Netherlands-based RH Marine has commenced a three-year research project to support safe autonomous sailing of ships.
As part of the research, RH Marine intends to develop three different algorithms that will allow unmanned self-propelled vessels to sail efficiently by recognising and avoiding dangerous situations.
The first algorithm will be developed to help optimise the way for an entire autonomous vessel fleet to efficiently sail from A to B at the lowest possible cost.
The second algorithm is expected to be developed on the basis of data received from sensors. It will be developed to support a complete situational awareness that can evaluate actual situations and learn to recognise hazards.
The third algorithm will be designed to enable autonomous vessels to avoid situational hazards.
As part of the research, RH Marine will work together with Dutch maritime research institute MARIN to improve the safety of unmanned self-propelled vessels.
The research is led by Belgium’s KU Leuven and is part of the greater European project, Safer Autonomous Systems (SAS).
MIRA, Bosch, Airbus, Jaguar, and Lloyd’s Register are also involved in the research and have received funding from the EU Horizon 2020 programme.
RH Marine portfolio manager Marcel Vermeulen said: “We are already developing complex systems for the naval, dredging, offshore, and superyacht sector.
“Our future goal is to enable our customer’s vessels to sail autonomously. By participating in SAS, we can make significant strides in that ambition.”
The main objective of the SAS project is to establish confidence in terms of the safety of autonomous sailing.
Vermeulen further added: “With this project, Europe can take the lead. We already have the technology to operate ships remotely, so that they can sail unmanned. What we are going to research in the coming years is how to sail in a safe way entirely autonomously.”

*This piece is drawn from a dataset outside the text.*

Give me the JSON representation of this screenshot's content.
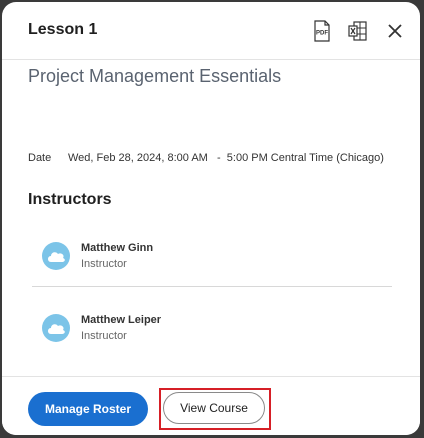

A PhD student will be appointed to work on the three algorithms with RH Marine.